Governor Ralph Northam and top Republican lawmakers have come to some broad points of consensus about how to spend surplus state revenue.

Top priorities include one-off spending on rural broadband, higher education, and transportation infrastructure, according to Republican Delegate Chris Jones, who chairs the powerful House Appropriations Committee.

“We’ll be nibbling around the edges--we always do--but we worked very well together last session, and I see that continuing,” Jones said.

Jones and other members of the General Assembly’s money committees met an annual, closed-door Governor’s Advisory Council on Revenue Estimates (GACRE) meeting with state business leaders.

Secretary of Finance Aubrey Layne said the feedback from the business community supported a generally rosy outlook for state finances. State general revenues are up 4.5 percent over last year through the end of October, beating projections of 1.5 percent growth. Statewide unemployment, meanwhile, sits at 2.9 percent.

Layne said he expects the trajectory of growth looks less clear beyond 2020, with a soft statewide housing market and President Trump’s new trade tariffs raising some cause for concern.

“While we’re on a good path, we need to be sure that we are preparing for when things aren’t as good,” he said.

Layne and Jones both said they want to make sure new spending is targeted at once-off projects and doesn't end up on state ledgers down the road.

And the administration and Republicans seem to agree on putting some of the extra revenues into reserve funds to prepare for a future recession.

Northam said his top priorities for the remaining cash were workforce training, infrastructure development, and rural broadband. He’s also targeted spiralling health care costs, and said a Republican Senate proposal to expand access to Affordable Care Act catastrophic health care plans in the insurance marketplace--a plan he vetoed in last year’s session--is “certainly something we can put on the table.”

“The escalating cost of health care is something we can’t continue with,” Northam said. “It will take Virginia and this country to its knees.”

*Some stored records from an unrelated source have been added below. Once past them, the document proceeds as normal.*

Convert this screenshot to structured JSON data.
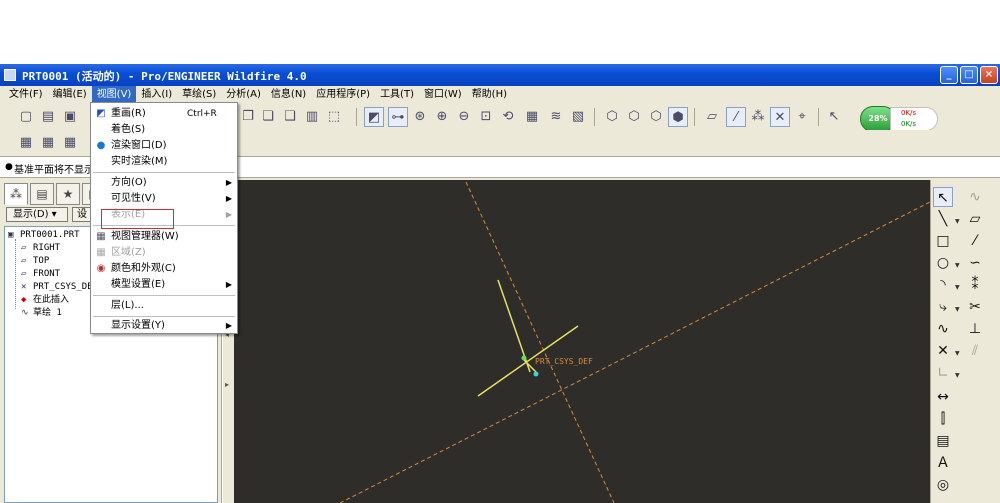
{
  "window": {
    "title": "PRT0001 (活动的) - Pro/ENGINEER Wildfire 4.0",
    "minimize": "_",
    "maximize": "□",
    "close": "×"
  },
  "menubar": [
    {
      "label": "文件(F)"
    },
    {
      "label": "编辑(E)"
    },
    {
      "label": "视图(V)"
    },
    {
      "label": "插入(I)"
    },
    {
      "label": "草绘(S)"
    },
    {
      "label": "分析(A)"
    },
    {
      "label": "信息(N)"
    },
    {
      "label": "应用程序(P)"
    },
    {
      "label": "工具(T)"
    },
    {
      "label": "窗口(W)"
    },
    {
      "label": "帮助(H)"
    }
  ],
  "view_menu": {
    "items": [
      {
        "label": "重画(R)",
        "shortcut": "Ctrl+R",
        "icon": "repaint-icon"
      },
      {
        "label": "着色(S)",
        "icon": ""
      },
      {
        "label": "渲染窗口(D)",
        "icon": "render-icon"
      },
      {
        "label": "实时渲染(M)",
        "icon": ""
      },
      {
        "label": "方向(O)",
        "submenu": "▶"
      },
      {
        "label": "可见性(V)",
        "submenu": "▶"
      },
      {
        "label": "表示(E)",
        "submenu": "▶",
        "disabled": true
      },
      {
        "label": "视图管理器(W)",
        "icon": "view-manager-icon"
      },
      {
        "label": "区域(Z)",
        "icon": "region-icon",
        "disabled": true
      },
      {
        "label": "颜色和外观(C)",
        "icon": "appearance-icon"
      },
      {
        "label": "模型设置(E)",
        "submenu": "▶"
      },
      {
        "label": "层(L)...",
        "icon": ""
      },
      {
        "label": "显示设置(Y)",
        "submenu": "▶"
      }
    ]
  },
  "message": {
    "text": "基准平面将不显示"
  },
  "left_panel": {
    "show_label": "显示(D) ▾",
    "settings_label": "设",
    "tree": [
      {
        "label": "PRT0001.PRT",
        "icon": "part-icon"
      },
      {
        "label": "RIGHT",
        "icon": "datum-plane-icon"
      },
      {
        "label": "TOP",
        "icon": "datum-plane-icon"
      },
      {
        "label": "FRONT",
        "icon": "datum-plane-icon"
      },
      {
        "label": "PRT_CSYS_DEF",
        "icon": "csys-icon"
      },
      {
        "label": "在此插入",
        "icon": "insert-here-icon"
      },
      {
        "label": "草绘 1",
        "icon": "sketch-icon"
      }
    ]
  },
  "status_meter": {
    "percent": "28%",
    "up_rate": "0K/s",
    "down_rate": "0K/s"
  },
  "viewport": {
    "csys_label": "PRT_CSYS_DEF",
    "colors": {
      "background": "#2f2d2a",
      "datum": "#d8893a",
      "csys_axis": "#e8e060",
      "csys_label": "#d8893a"
    }
  }
}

Northam also wants to set aside money for future natural disasters.

The General Assembly convenes its 2019 session on January 9th.